While NESV chairman and Red Sox owner John Henry and legions of Liverpool fans now celebrate the club's new ownership, Hicks and Gillett could still file lawsuits against RBS and NESV in the months and even years ahead. Hicks and Gillett insist that the RBS-NESV sale lacked both legal authority and sufficient company approval and was made in fraudulent and deceptive ways. Hicks and Gillett also assert that with a purchase price of $476 million, the sale cost them the hundreds of millions of dollars that they could have pocketed had RBS allowed them to sell Liverpool to another buyer for close to $1 billion. All told, Hicks and Gillett believe they have suffered $1.6 billion in damages.
The prospect of Hicks and Gillett pursuing a successful litigation strategy against RBS and NESV in Great Britain is dim. The London High Court unequivocally found nothing wrong in the RBS-NESV sale and in fact admonished Hicks and Gillett to accept it. While Hicks and Gillett profess a desire to return to the British courts, and while they might obtain new evidence that more favorably portrays their legal arguments, they would still have to overcome two adverse decisions from the London High Court. The odds would be stacked against them.
It is more likely that Hicks and Gillett would turn to courts in Texas, where Hicks resides, and Massachusetts, where NESV is based, to remedy any purported grievances. Both states offer laws that prohibit fraud, breach of contract and similar claims that Hicks and Gillett could allege invalidate actions taken by RBS and NESV. If in fact Hicks and Gillett were denied adequate input in the sale of Liverpool under Massachusetts or Texas law, they could obtain a judgment that contradicts that of the London High Court, thereby leading to a second round of conflicting judgments and choice of law uncertainties. The statutes of limitation for such claims under Massachusetts and Texas laws, moreover, are two to three years, meaning Hicks and Gillett could wait some time to collect evidence and build a case before filing a massive lawsuit in one of those states.
On the other hand, courts in Massachusetts or Texas may be disinclined to interfere with the RBS-NESV transaction now that it has occurred. Generally, courts are more likely to prevent a prospective sales transaction than to reject it ex post facto. Such a rejection in this matter would throw Liverpool into a legal quandary. Then again, Hicks and Gillett could insist that, irrespective of consequences to Liverpool, they are plainly entitled to recovery if they were illegally wronged.

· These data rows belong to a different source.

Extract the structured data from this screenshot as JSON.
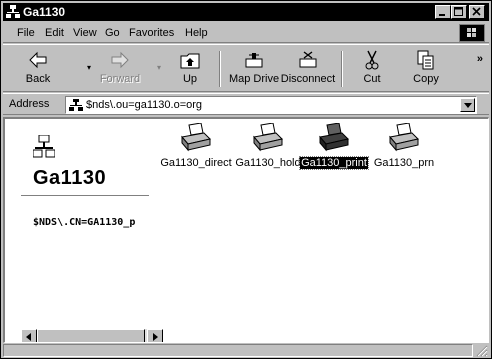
{
  "window": {
    "title": "Ga1130"
  },
  "menu": [
    {
      "label": "File",
      "key": "F"
    },
    {
      "label": "Edit",
      "key": "E"
    },
    {
      "label": "View",
      "key": "V"
    },
    {
      "label": "Go",
      "key": "G"
    },
    {
      "label": "Favorites",
      "key": "a"
    },
    {
      "label": "Help",
      "key": "H"
    }
  ],
  "toolbar": {
    "back": "Back",
    "forward": "Forward",
    "up": "Up",
    "map_drive": "Map Drive",
    "disconnect": "Disconnect",
    "cut": "Cut",
    "copy": "Copy",
    "more": "»"
  },
  "address": {
    "label": "Address",
    "value": "$nds\\.ou=ga1130.o=org"
  },
  "folder": {
    "title": "Ga1130",
    "path": "$NDS\\.CN=GA1130_p"
  },
  "items": [
    {
      "label": "Ga1130_direct",
      "selected": false
    },
    {
      "label": "Ga1130_hold",
      "selected": false
    },
    {
      "label": "Ga1130_print",
      "selected": true
    },
    {
      "label": "Ga1130_prn",
      "selected": false
    }
  ],
  "status": {
    "text": ""
  },
  "colors": {
    "titlebar": "#000000",
    "chrome": "#c0c0c0",
    "selection": "#000000",
    "content_bg": "#ffffff"
  },
  "icons": {
    "title": "network-icon",
    "back": "back-arrow-icon",
    "forward": "forward-arrow-icon",
    "up": "folder-up-icon",
    "map_drive": "map-drive-icon",
    "disconnect": "disconnect-icon",
    "cut": "scissors-icon",
    "copy": "copy-icon",
    "folder": "network-icon",
    "item": "printer-icon"
  }
}
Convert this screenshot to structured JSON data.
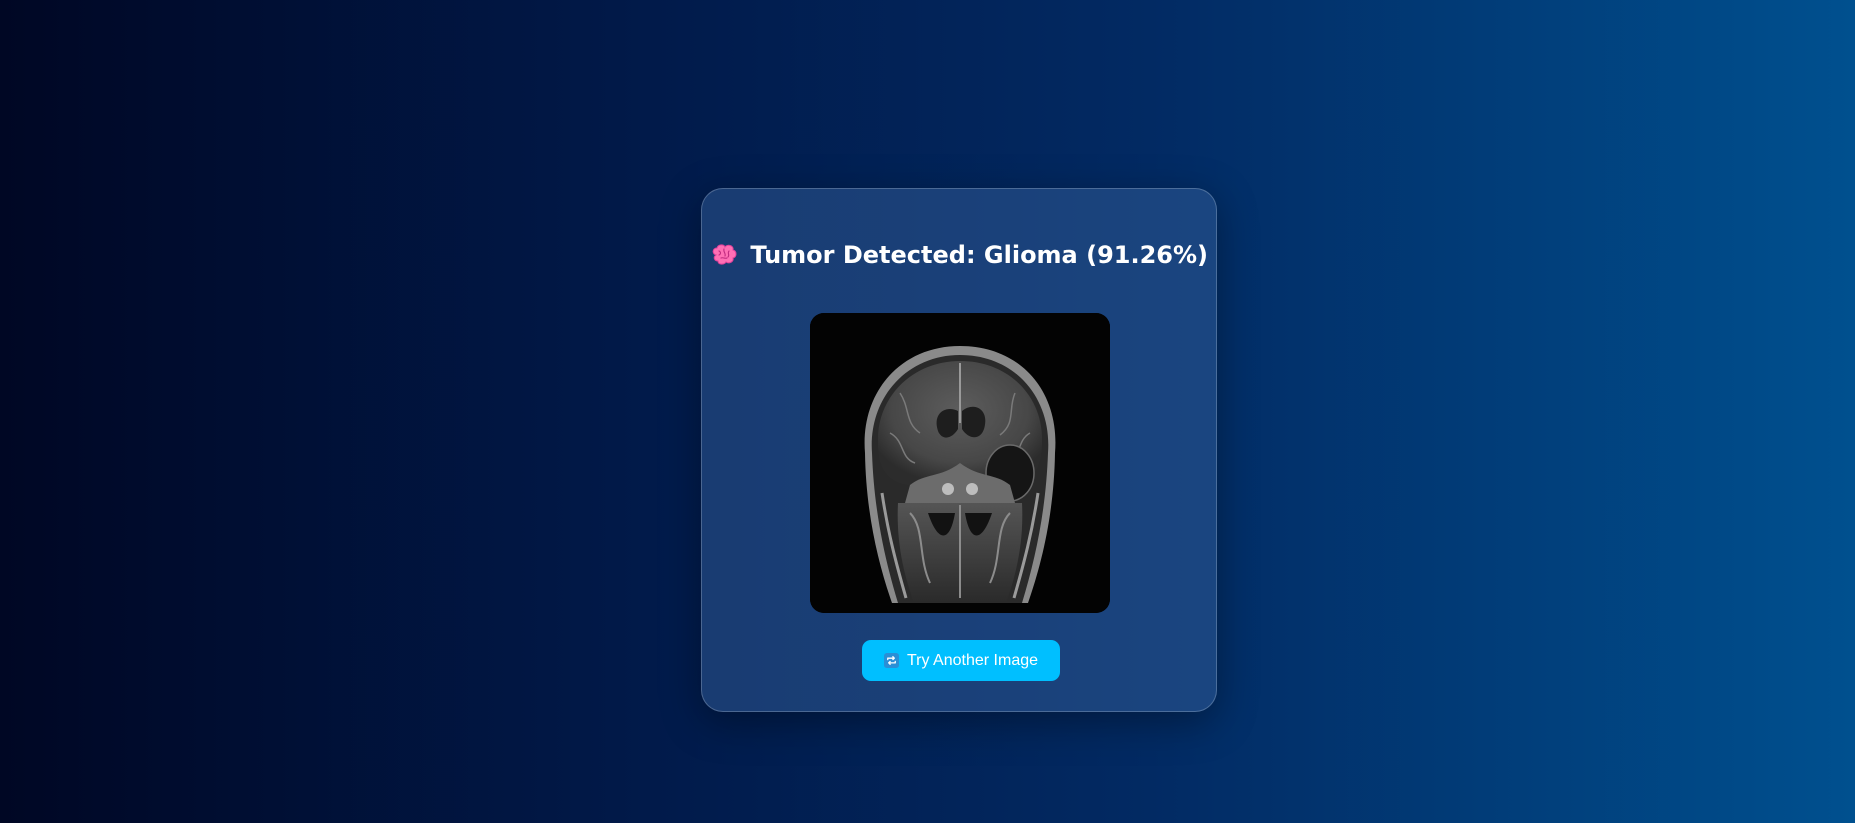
{
  "result": {
    "title": "Tumor Detected: Glioma (91.26%)",
    "icon": "brain-icon"
  },
  "scan_image": {
    "description_icon": "mri-scan-image"
  },
  "actions": {
    "retry_label": "Try Another Image",
    "retry_icon": "repeat-icon"
  },
  "colors": {
    "accent": "#00bfff",
    "card_background": "#2e4f80",
    "text": "#ffffff"
  }
}
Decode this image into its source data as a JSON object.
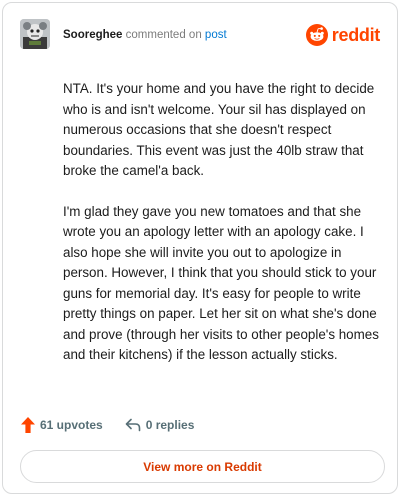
{
  "header": {
    "username": "Sooreghee",
    "commented_text": "commented on",
    "post_link": "post",
    "brand_wordmark": "reddit",
    "brand_color": "#ff4500"
  },
  "comment": {
    "paragraphs": [
      "NTA. It's your home and you have the right to decide who is and isn't welcome. Your sil has displayed on numerous occasions that she doesn't respect boundaries. This event was just the 40lb straw that broke the camel'a back.",
      "I'm glad they gave you new tomatoes and that she wrote you an apology letter with an apology cake. I also hope she will invite you out to apologize in person. However, I think that you should stick to your guns for memorial day. It's easy for people to write pretty things on paper. Let her sit on what she's done and prove (through her visits to other people's homes and their kitchens) if the lesson actually sticks."
    ]
  },
  "actions": {
    "upvotes_label": "61 upvotes",
    "replies_label": "0 replies",
    "upvote_icon": "upvote-arrow-icon",
    "reply_icon": "reply-arrow-icon",
    "upvote_color": "#ff4500"
  },
  "footer": {
    "view_more_label": "View more on Reddit",
    "view_more_color": "#d93a00"
  }
}
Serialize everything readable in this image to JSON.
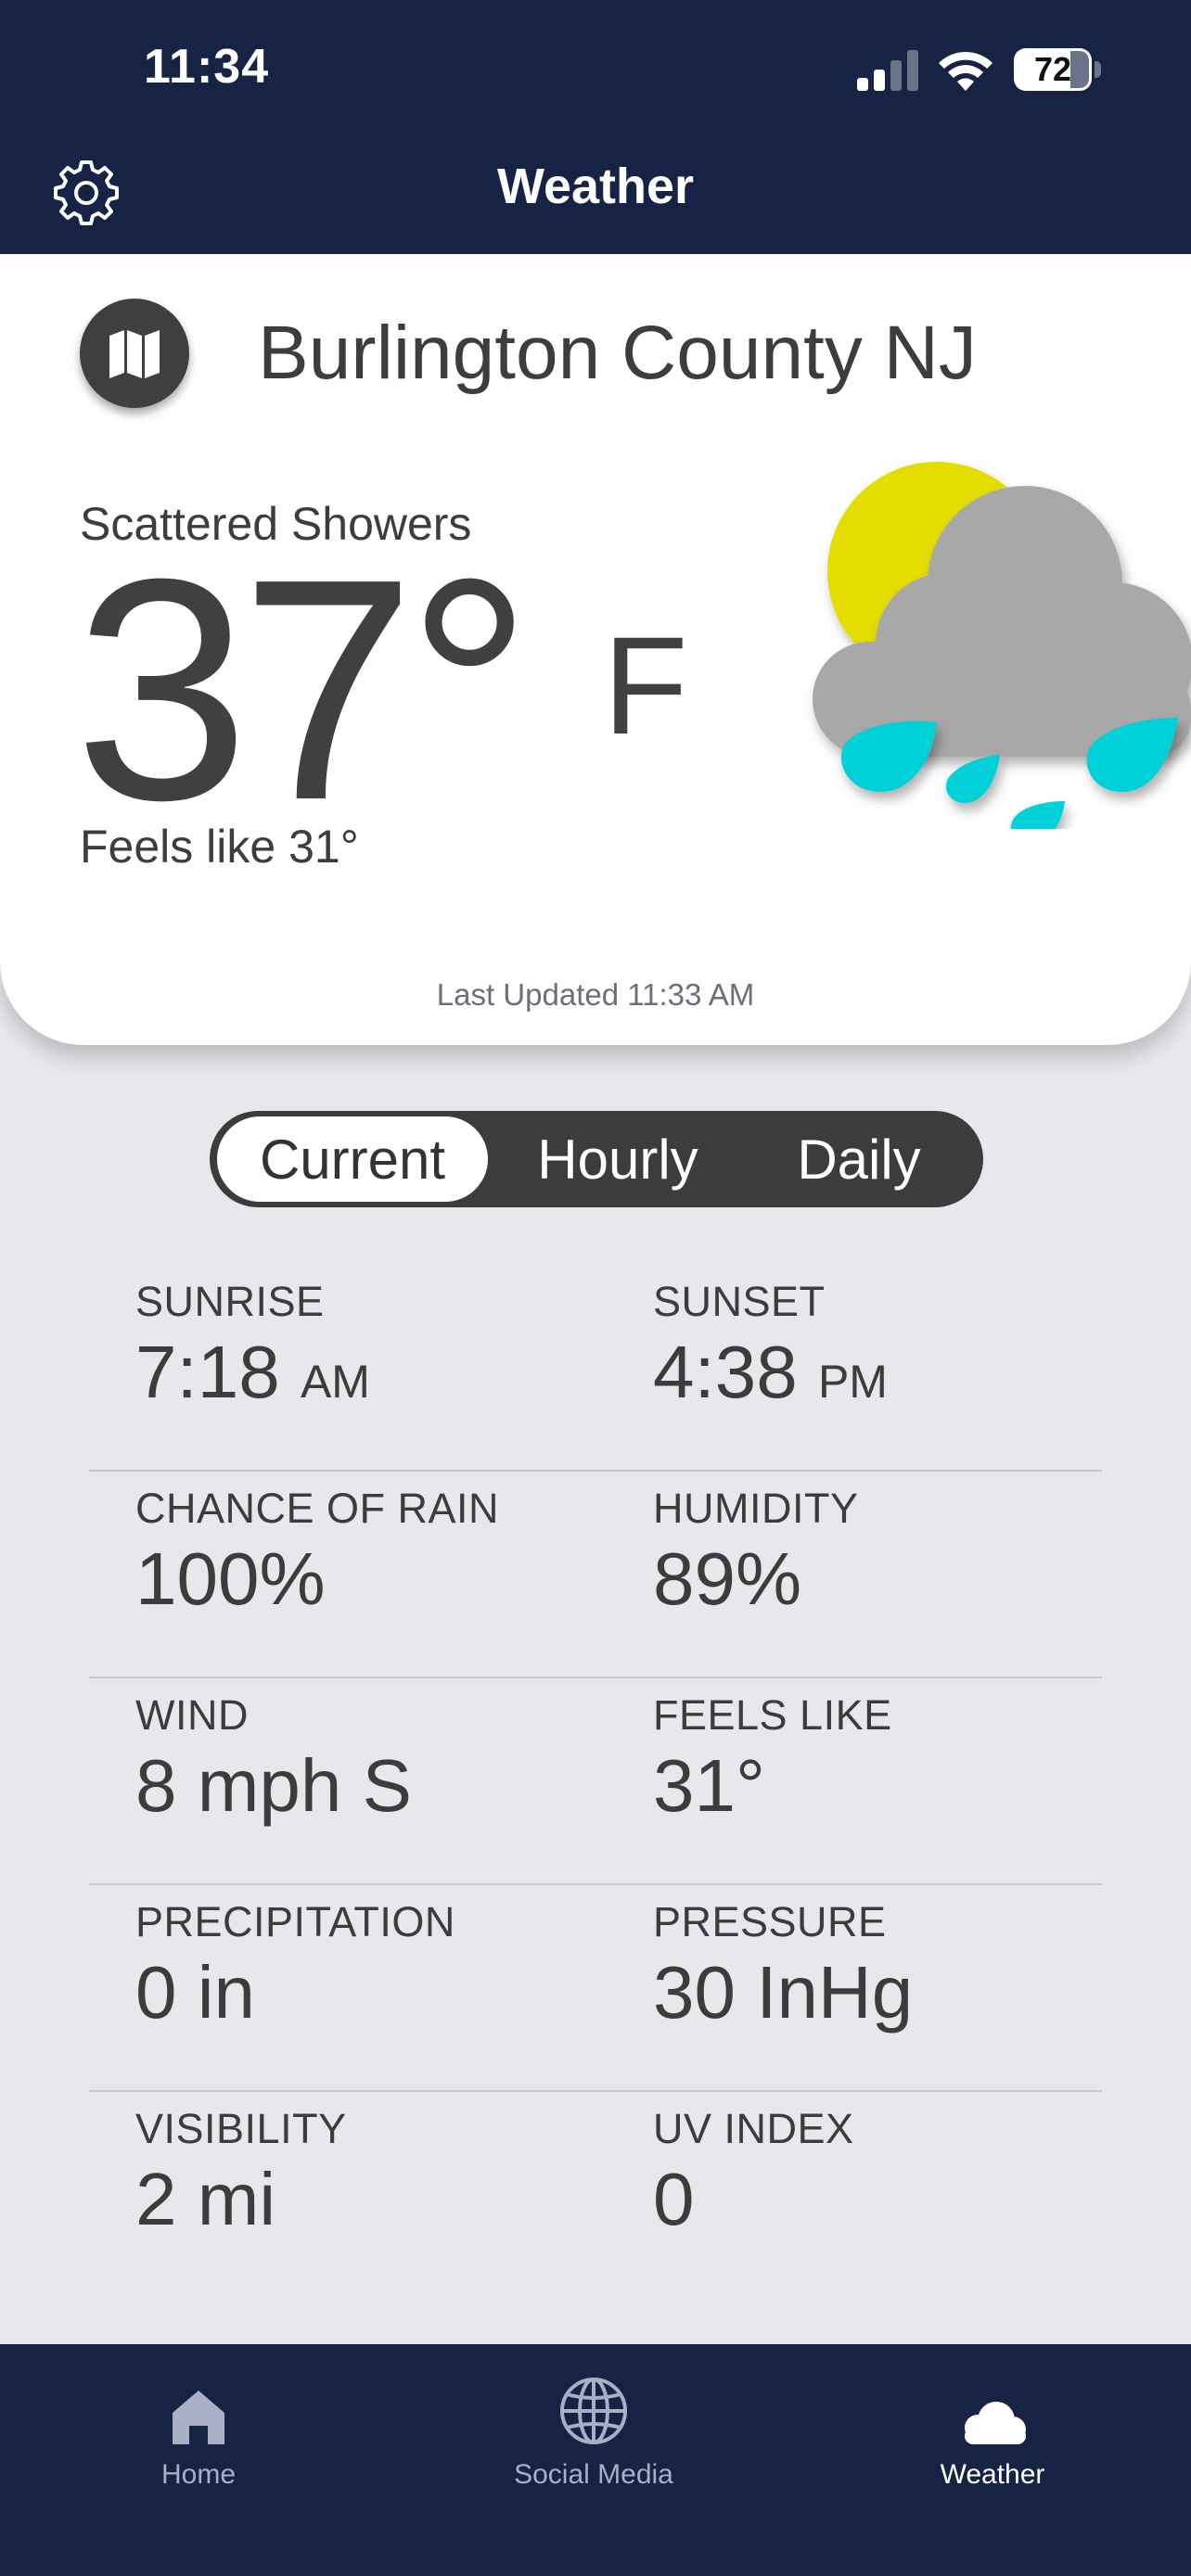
{
  "status_bar": {
    "time": "11:34",
    "battery": "72"
  },
  "header": {
    "title": "Weather"
  },
  "current": {
    "location": "Burlington County NJ",
    "condition": "Scattered Showers",
    "temperature": "37°",
    "unit": "F",
    "feels_like": "Feels like 31°",
    "last_updated": "Last Updated 11:33 AM"
  },
  "tabs": [
    "Current",
    "Hourly",
    "Daily"
  ],
  "details": {
    "sunrise_label": "SUNRISE",
    "sunrise_value": "7:18",
    "sunrise_suffix": "AM",
    "sunset_label": "SUNSET",
    "sunset_value": "4:38",
    "sunset_suffix": "PM",
    "rain_label": "CHANCE OF RAIN",
    "rain_value": "100%",
    "humidity_label": "HUMIDITY",
    "humidity_value": "89%",
    "wind_label": "WIND",
    "wind_value": "8 mph S",
    "feels_label": "FEELS LIKE",
    "feels_value": "31°",
    "precip_label": "PRECIPITATION",
    "precip_value": "0 in",
    "pressure_label": "PRESSURE",
    "pressure_value": "30 InHg",
    "visibility_label": "VISIBILITY",
    "visibility_value": "2 mi",
    "uv_label": "UV INDEX",
    "uv_value": "0"
  },
  "tabbar": {
    "home": "Home",
    "social": "Social Media",
    "weather": "Weather"
  },
  "icons": {
    "settings": "gear-icon",
    "map": "map-icon",
    "weather": "sun-cloud-rain-icon",
    "home": "home-icon",
    "social": "globe-icon",
    "weather_tab": "cloud-icon"
  },
  "colors": {
    "header_bg": "#162344",
    "sun": "#e3dd00",
    "cloud": "#a8a8a8",
    "rain": "#00d0d8",
    "tab_inactive": "#a9afc5"
  }
}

Hicks and Gillett may have another goal in mind by threatening or insinuating a lawsuit: motivating RBS and NESV to agree to a financial settlement that would pay Hicks and Gillett millions to go away and to give up any potential legal claims against RBS and NESV. Keep in mind, even if NESV and RSB are confident in the legality of their actions, they could perceive significant value in gaining a clean and permanent break from Hicks and Gillett; a settlement could also save them millions of dollars in potential legal fees -- millions of dollars that could perhaps be used to sign Liverpool and Red Sox players or otherwise improve those teams.
While the RBS-NESV sale may be complete, the legal dynamics surrounding it appear far from settled.
Michael McCann is a law professor and Sports Law Institute director at Vermont Law School and the distinguished visiting Hall of Fame Professor of Law at Mississippi College School of Law. He also teaches a sports law reading group at Yale Law School.